§ WHAT YOU HAVE TO DO
The result should be all the records, exact and complete, without a single picture.

(Interface dataset entries)
○ ○ ○ ○ ○
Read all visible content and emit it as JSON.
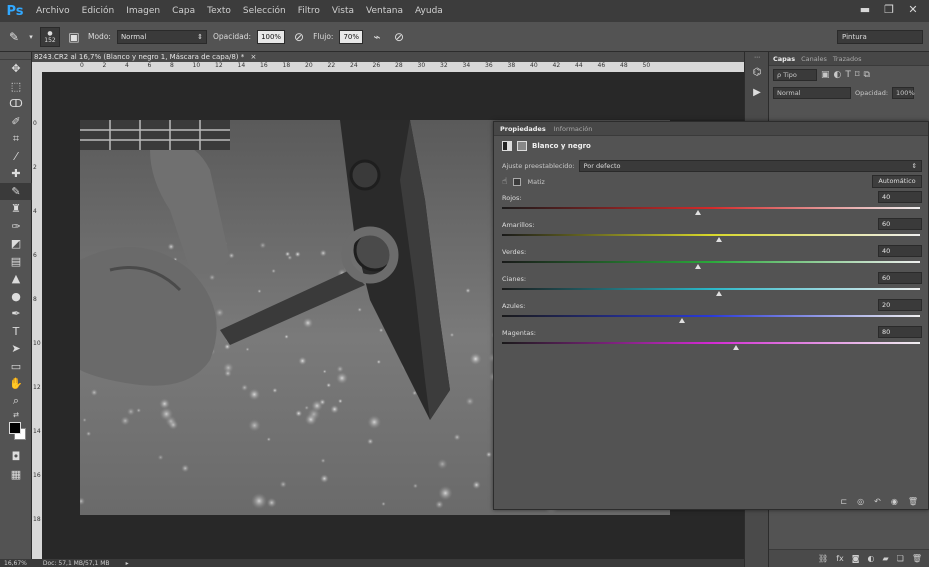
{
  "app": {
    "logo": "Ps"
  },
  "menu": [
    "Archivo",
    "Edición",
    "Imagen",
    "Capa",
    "Texto",
    "Selección",
    "Filtro",
    "Vista",
    "Ventana",
    "Ayuda"
  ],
  "window_controls": [
    "minimize-icon",
    "restore-icon",
    "close-icon"
  ],
  "options_bar": {
    "brush_size": "152",
    "mode_label": "Modo:",
    "mode_value": "Normal",
    "opacity_label": "Opacidad:",
    "opacity_value": "100%",
    "flow_label": "Flujo:",
    "flow_value": "70%",
    "workspace": "Pintura"
  },
  "tools": [
    "move-tool-icon",
    "marquee-tool-icon",
    "lasso-tool-icon",
    "quick-select-tool-icon",
    "crop-tool-icon",
    "eyedropper-tool-icon",
    "healing-brush-tool-icon",
    "brush-tool-icon",
    "clone-stamp-tool-icon",
    "history-brush-tool-icon",
    "eraser-tool-icon",
    "gradient-tool-icon",
    "blur-tool-icon",
    "dodge-tool-icon",
    "pen-tool-icon",
    "type-tool-icon",
    "path-select-tool-icon",
    "shape-tool-icon",
    "hand-tool-icon",
    "zoom-tool-icon"
  ],
  "document": {
    "tab_title": "8243.CR2 al 16,7% (Blanco y negro 1, Máscara de capa/8) *",
    "ruler_numbers": [
      "0",
      "2",
      "4",
      "6",
      "8",
      "10",
      "12",
      "14",
      "16",
      "18",
      "20",
      "22",
      "24",
      "26",
      "28",
      "30",
      "32",
      "34",
      "36",
      "38",
      "40",
      "42",
      "44",
      "46",
      "48",
      "50"
    ],
    "ruler_v_numbers": [
      "0",
      "2",
      "4",
      "6",
      "8",
      "10",
      "12",
      "14",
      "16",
      "18"
    ]
  },
  "statusbar": {
    "zoom": "16,67%",
    "doc": "Doc: 57,1 MB/57,1 MB"
  },
  "layers_panel": {
    "tabs": [
      "Capas",
      "Canales",
      "Trazados"
    ],
    "active_tab": 0,
    "filter_label": "ρ Tipo",
    "blend_mode": "Normal",
    "opacity_label": "Opacidad:",
    "opacity_value": "100%"
  },
  "properties_panel": {
    "tabs": [
      "Propiedades",
      "Información"
    ],
    "active_tab": 0,
    "adjustment_name": "Blanco y negro",
    "preset_label": "Ajuste preestablecido:",
    "preset_value": "Por defecto",
    "tint_label": "Matiz",
    "tint_checked": false,
    "auto_button": "Automático",
    "sliders": [
      {
        "label": "Rojos:",
        "value": "40",
        "color": "#d42a2a",
        "fraction": 0.47
      },
      {
        "label": "Amarillos:",
        "value": "60",
        "color": "#d8d82a",
        "fraction": 0.52
      },
      {
        "label": "Verdes:",
        "value": "40",
        "color": "#2aa83a",
        "fraction": 0.47
      },
      {
        "label": "Cianes:",
        "value": "60",
        "color": "#2ab8c8",
        "fraction": 0.52
      },
      {
        "label": "Azules:",
        "value": "20",
        "color": "#2a3ad8",
        "fraction": 0.43
      },
      {
        "label": "Magentas:",
        "value": "80",
        "color": "#d42ad4",
        "fraction": 0.56
      }
    ]
  }
}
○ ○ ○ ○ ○
§ REPLY
Read all visible content and emit it as JSON.
{
  "app": {
    "logo": "Ps"
  },
  "menu": [
    "Archivo",
    "Edición",
    "Imagen",
    "Capa",
    "Texto",
    "Selección",
    "Filtro",
    "Vista",
    "Ventana",
    "Ayuda"
  ],
  "window_controls": [
    "minimize-icon",
    "restore-icon",
    "close-icon"
  ],
  "options_bar": {
    "brush_size": "152",
    "mode_label": "Modo:",
    "mode_value": "Normal",
    "opacity_label": "Opacidad:",
    "opacity_value": "100%",
    "flow_label": "Flujo:",
    "flow_value": "70%",
    "workspace": "Pintura"
  },
  "tools": [
    "move-tool-icon",
    "marquee-tool-icon",
    "lasso-tool-icon",
    "quick-select-tool-icon",
    "crop-tool-icon",
    "eyedropper-tool-icon",
    "healing-brush-tool-icon",
    "brush-tool-icon",
    "clone-stamp-tool-icon",
    "history-brush-tool-icon",
    "eraser-tool-icon",
    "gradient-tool-icon",
    "blur-tool-icon",
    "dodge-tool-icon",
    "pen-tool-icon",
    "type-tool-icon",
    "path-select-tool-icon",
    "shape-tool-icon",
    "hand-tool-icon",
    "zoom-tool-icon"
  ],
  "document": {
    "tab_title": "8243.CR2 al 16,7% (Blanco y negro 1, Máscara de capa/8) *",
    "ruler_numbers": [
      "0",
      "2",
      "4",
      "6",
      "8",
      "10",
      "12",
      "14",
      "16",
      "18",
      "20",
      "22",
      "24",
      "26",
      "28",
      "30",
      "32",
      "34",
      "36",
      "38",
      "40",
      "42",
      "44",
      "46",
      "48",
      "50"
    ],
    "ruler_v_numbers": [
      "0",
      "2",
      "4",
      "6",
      "8",
      "10",
      "12",
      "14",
      "16",
      "18"
    ]
  },
  "statusbar": {
    "zoom": "16,67%",
    "doc": "Doc: 57,1 MB/57,1 MB"
  },
  "layers_panel": {
    "tabs": [
      "Capas",
      "Canales",
      "Trazados"
    ],
    "active_tab": 0,
    "filter_label": "ρ Tipo",
    "blend_mode": "Normal",
    "opacity_label": "Opacidad:",
    "opacity_value": "100%"
  },
  "properties_panel": {
    "tabs": [
      "Propiedades",
      "Información"
    ],
    "active_tab": 0,
    "adjustment_name": "Blanco y negro",
    "preset_label": "Ajuste preestablecido:",
    "preset_value": "Por defecto",
    "tint_label": "Matiz",
    "tint_checked": false,
    "auto_button": "Automático",
    "sliders": [
      {
        "label": "Rojos:",
        "value": "40",
        "color": "#d42a2a",
        "fraction": 0.47
      },
      {
        "label": "Amarillos:",
        "value": "60",
        "color": "#d8d82a",
        "fraction": 0.52
      },
      {
        "label": "Verdes:",
        "value": "40",
        "color": "#2aa83a",
        "fraction": 0.47
      },
      {
        "label": "Cianes:",
        "value": "60",
        "color": "#2ab8c8",
        "fraction": 0.52
      },
      {
        "label": "Azules:",
        "value": "20",
        "color": "#2a3ad8",
        "fraction": 0.43
      },
      {
        "label": "Magentas:",
        "value": "80",
        "color": "#d42ad4",
        "fraction": 0.56
      }
    ]
  }
}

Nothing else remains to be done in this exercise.